_WORK INSTRUCTIONS_
Write the records out again in full, word for word.

_PROVIDED MATERIAL_

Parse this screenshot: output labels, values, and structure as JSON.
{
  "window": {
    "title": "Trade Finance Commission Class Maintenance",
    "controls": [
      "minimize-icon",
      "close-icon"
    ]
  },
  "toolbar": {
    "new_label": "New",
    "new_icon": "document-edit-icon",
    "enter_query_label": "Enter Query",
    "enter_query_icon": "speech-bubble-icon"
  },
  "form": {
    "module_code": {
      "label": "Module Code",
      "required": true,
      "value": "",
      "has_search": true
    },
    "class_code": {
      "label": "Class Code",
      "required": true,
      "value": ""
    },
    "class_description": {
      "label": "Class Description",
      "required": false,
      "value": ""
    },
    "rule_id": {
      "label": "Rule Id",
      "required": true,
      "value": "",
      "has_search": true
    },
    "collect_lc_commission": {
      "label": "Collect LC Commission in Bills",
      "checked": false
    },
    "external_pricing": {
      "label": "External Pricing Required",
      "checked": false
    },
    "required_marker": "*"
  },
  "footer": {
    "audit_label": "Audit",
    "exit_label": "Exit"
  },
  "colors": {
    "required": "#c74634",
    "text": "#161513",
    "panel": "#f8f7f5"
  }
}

_OUTPUT OF THE TASK_
Parse this screenshot: output labels, values, and structure as JSON.
{
  "window": {
    "title": "Trade Finance Commission Class Maintenance",
    "controls": [
      "minimize-icon",
      "close-icon"
    ]
  },
  "toolbar": {
    "new_label": "New",
    "new_icon": "document-edit-icon",
    "enter_query_label": "Enter Query",
    "enter_query_icon": "speech-bubble-icon"
  },
  "form": {
    "module_code": {
      "label": "Module Code",
      "required": true,
      "value": "",
      "has_search": true
    },
    "class_code": {
      "label": "Class Code",
      "required": true,
      "value": ""
    },
    "class_description": {
      "label": "Class Description",
      "required": false,
      "value": ""
    },
    "rule_id": {
      "label": "Rule Id",
      "required": true,
      "value": "",
      "has_search": true
    },
    "collect_lc_commission": {
      "label": "Collect LC Commission in Bills",
      "checked": false
    },
    "external_pricing": {
      "label": "External Pricing Required",
      "checked": false
    },
    "required_marker": "*"
  },
  "footer": {
    "audit_label": "Audit",
    "exit_label": "Exit"
  },
  "colors": {
    "required": "#c74634",
    "text": "#161513",
    "panel": "#f8f7f5"
  }
}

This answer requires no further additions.